However, if the investor believes the government must bear the civil legal liability for compensation or indemnification for its breach of contract (default in payment of sewage-treatment fees, refusing to close for maintenance, resulting in losses of long-term overload operation of facilities and equipment), he/she may seek commercial arbitration from the arbitration institution, based on the arbitration clause or agreement stipulated in the franchise deal. If there is no such arbitration clause or agreement in the franchise deal, the investor may file a civil lawsuit with the people’s court for legal remedy.
Potential dispute over TOT franchise deal of sewage-treatment plant. The sewage-treatment plant is responsible for intercepting purifying upstream sewage. The effect of its operation is to control environmental pollution and directly not to generate, discharge or add pollution. This means the plant is a pollution-control enterprise rather than a sewage-discharge enterprise. The effluent water the plant produces through purification of the sewage depends on three main factors, i.e., degree of pollution of the upstream water, the matching of the influent water volume and the designed sewage-treatment capacity, as well as the repair and maintenance levels of the facilities and equipment.

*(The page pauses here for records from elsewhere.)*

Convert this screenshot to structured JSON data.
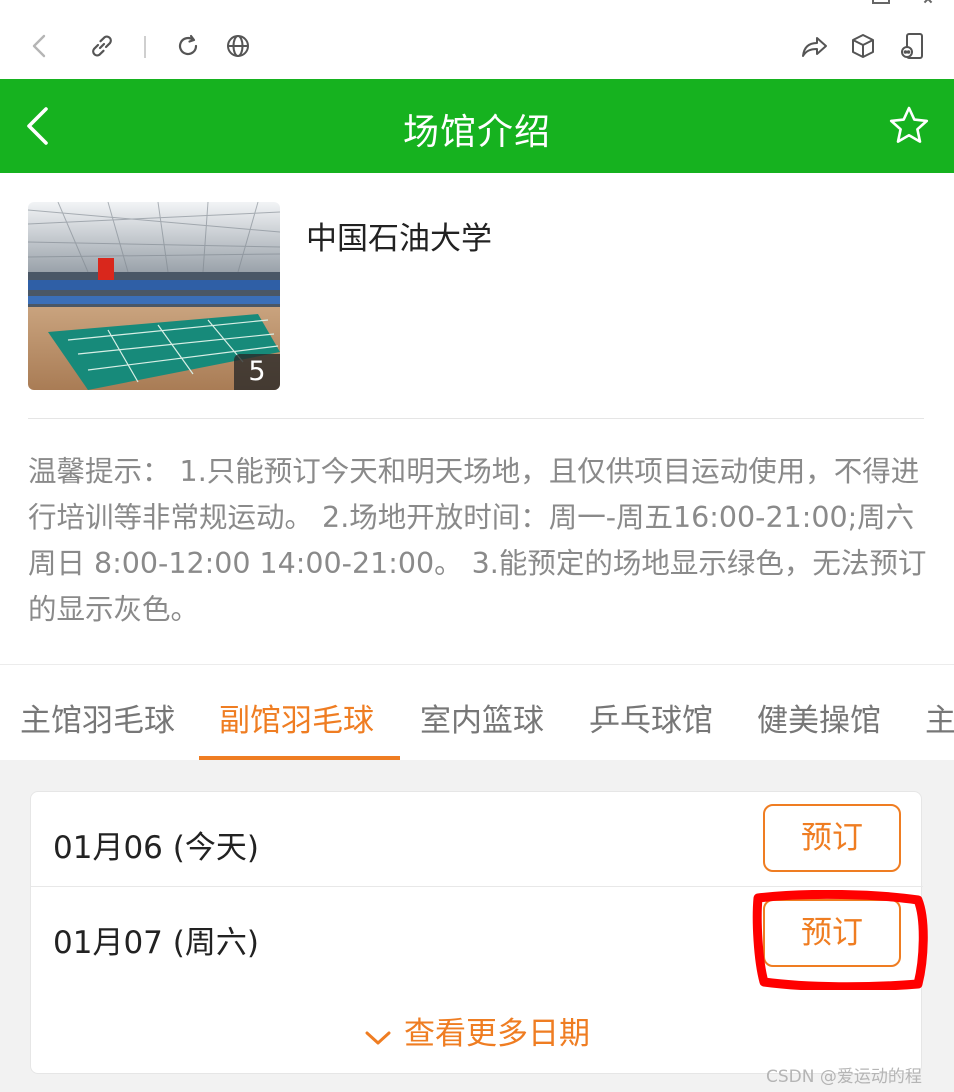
{
  "browser": {
    "icons": [
      "back-arrow-icon",
      "link-icon",
      "reload-icon",
      "globe-icon",
      "share-icon",
      "cube-icon",
      "phone-icon"
    ]
  },
  "header": {
    "title": "场馆介绍",
    "back_icon": "chevron-left-icon",
    "favorite_icon": "star-icon",
    "color": "#16b21f"
  },
  "venue": {
    "name": "中国石油大学",
    "photo_count": "5",
    "tip": "温馨提示： 1.只能预订今天和明天场地，且仅供项目运动使用，不得进行培训等非常规运动。 2.场地开放时间：周一-周五16:00-21:00;周六周日 8:00-12:00 14:00-21:00。 3.能预定的场地显示绿色，无法预订的显示灰色。"
  },
  "tabs": [
    {
      "label": "主馆羽毛球"
    },
    {
      "label": "副馆羽毛球",
      "active": true
    },
    {
      "label": "室内篮球"
    },
    {
      "label": "乒乓球馆"
    },
    {
      "label": "健美操馆"
    },
    {
      "label": "主"
    }
  ],
  "dates": [
    {
      "date": "01月06 (今天)",
      "button": "预订"
    },
    {
      "date": "01月07 (周六)",
      "button": "预订"
    }
  ],
  "more_dates": "查看更多日期",
  "accent_color": "#ef7d22",
  "watermark": "CSDN @爱运动的程"
}
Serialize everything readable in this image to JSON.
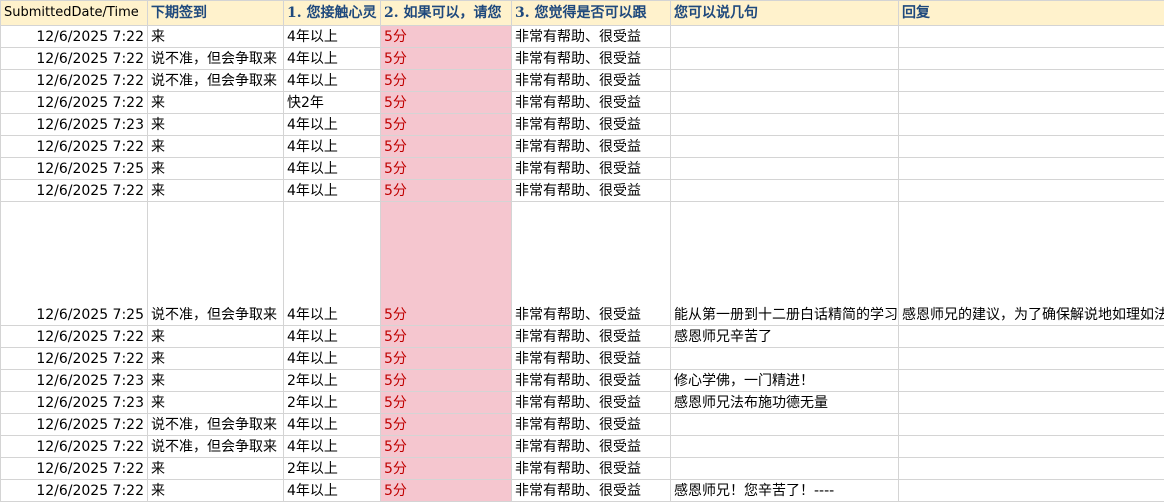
{
  "columns": [
    "SubmittedDate/Time",
    "下期签到",
    "1. 您接触心灵",
    "2. 如果可以，请您",
    "3. 您觉得是否可以跟",
    "您可以说几句",
    "回复"
  ],
  "rows": [
    {
      "date": "12/6/2025 7:22",
      "signin": "来",
      "duration": "4年以上",
      "rating": "5分",
      "help": "非常有帮助、很受益",
      "comment": "",
      "reply": ""
    },
    {
      "date": "12/6/2025 7:22",
      "signin": "说不准，但会争取来",
      "duration": "4年以上",
      "rating": "5分",
      "help": "非常有帮助、很受益",
      "comment": "",
      "reply": ""
    },
    {
      "date": "12/6/2025 7:22",
      "signin": "说不准，但会争取来",
      "duration": "4年以上",
      "rating": "5分",
      "help": "非常有帮助、很受益",
      "comment": "",
      "reply": ""
    },
    {
      "date": "12/6/2025 7:22",
      "signin": "来",
      "duration": "快2年",
      "rating": "5分",
      "help": "非常有帮助、很受益",
      "comment": "",
      "reply": ""
    },
    {
      "date": "12/6/2025 7:23",
      "signin": "来",
      "duration": "4年以上",
      "rating": "5分",
      "help": "非常有帮助、很受益",
      "comment": "",
      "reply": ""
    },
    {
      "date": "12/6/2025 7:22",
      "signin": "来",
      "duration": "4年以上",
      "rating": "5分",
      "help": "非常有帮助、很受益",
      "comment": "",
      "reply": ""
    },
    {
      "date": "12/6/2025 7:25",
      "signin": "来",
      "duration": "4年以上",
      "rating": "5分",
      "help": "非常有帮助、很受益",
      "comment": "",
      "reply": ""
    },
    {
      "date": "12/6/2025 7:22",
      "signin": "来",
      "duration": "4年以上",
      "rating": "5分",
      "help": "非常有帮助、很受益",
      "comment": "",
      "reply": ""
    },
    {
      "date": "12/6/2025 7:25",
      "signin": "说不准，但会争取来",
      "duration": "4年以上",
      "rating": "5分",
      "help": "非常有帮助、很受益",
      "comment": "能从第一册到十二册白话精简的学习吗？感恩师兄们慈悲法布施 随喜赞叹",
      "reply": "感恩师兄的建议，为了确保解说地如理如法，所以当时选择的是详细完整的学习路径，给师兄们做共修的同时也是对我自己的学习，唯有打好基础，才能避免解说出偏差。"
    },
    {
      "date": "12/6/2025 7:22",
      "signin": "来",
      "duration": "4年以上",
      "rating": "5分",
      "help": "非常有帮助、很受益",
      "comment": "感恩师兄辛苦了",
      "reply": ""
    },
    {
      "date": "12/6/2025 7:22",
      "signin": "来",
      "duration": "4年以上",
      "rating": "5分",
      "help": "非常有帮助、很受益",
      "comment": "",
      "reply": ""
    },
    {
      "date": "12/6/2025 7:23",
      "signin": "来",
      "duration": "2年以上",
      "rating": "5分",
      "help": "非常有帮助、很受益",
      "comment": "修心学佛，一门精进！",
      "reply": ""
    },
    {
      "date": "12/6/2025 7:23",
      "signin": "来",
      "duration": "2年以上",
      "rating": "5分",
      "help": "非常有帮助、很受益",
      "comment": "感恩师兄法布施功德无量",
      "reply": ""
    },
    {
      "date": "12/6/2025 7:22",
      "signin": "说不准，但会争取来",
      "duration": "4年以上",
      "rating": "5分",
      "help": "非常有帮助、很受益",
      "comment": "",
      "reply": ""
    },
    {
      "date": "12/6/2025 7:22",
      "signin": "说不准，但会争取来",
      "duration": "4年以上",
      "rating": "5分",
      "help": "非常有帮助、很受益",
      "comment": "",
      "reply": ""
    },
    {
      "date": "12/6/2025 7:22",
      "signin": "来",
      "duration": "2年以上",
      "rating": "5分",
      "help": "非常有帮助、很受益",
      "comment": "",
      "reply": ""
    },
    {
      "date": "12/6/2025 7:22",
      "signin": "来",
      "duration": "4年以上",
      "rating": "5分",
      "help": "非常有帮助、很受益",
      "comment": "感恩师兄！您辛苦了！----",
      "reply": ""
    }
  ],
  "colors": {
    "header_bg": "#fff2cc",
    "header_text": "#1f497d",
    "rating_bg": "#f5c6cf",
    "rating_text": "#c00000",
    "grid": "#d4d4d4"
  }
}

The investor’s interest will be severely damaged in any of the following circumstances: (1) Assuming the plant’s daily treatment capacity is 100,000 tons and the actual volume reaches as high as 150,000 tons, resulting in long-term overloaded operation of the facilities and equipment; (2) the government has forcibly requested that the effluent water quality be raised from the secondary standard to the primary one; (3) the government’s long-term arrears of sewage-treatment fees leads to the enterprise’s lack of funds to update facilities and equipment; (4) COD, SS, TN, TP, PH, toxic and hazardous substances and other indicators of affluent water quality continue to deteriorate and exceed initial expectations; (5) the government does not approve the request of the franchisee to shut down operations for repairs and maintenance, in accordance with the maintenance plan; or (6) the local competent authority for environmental administration imposes administrative penalties on the plant, based on the upper limits of the Water Pollution Prevention Law (Article 83), the Environmental Protection Law (Article 59), the Regulations on Urban Drainage and Sewage Treatment, the Measures for the Implementation by Competent Environmental Protection Departments of Consecutive Daily Penalties and other laws and regulations. In view of the said potential risks and actual unfavourable factors, we suggest investors create, collect, fix and prepare in advance all evidence in terms of contract negotiation, conclusion and performance and for the operation of the sewage-treatment plant, data storage and key data retention.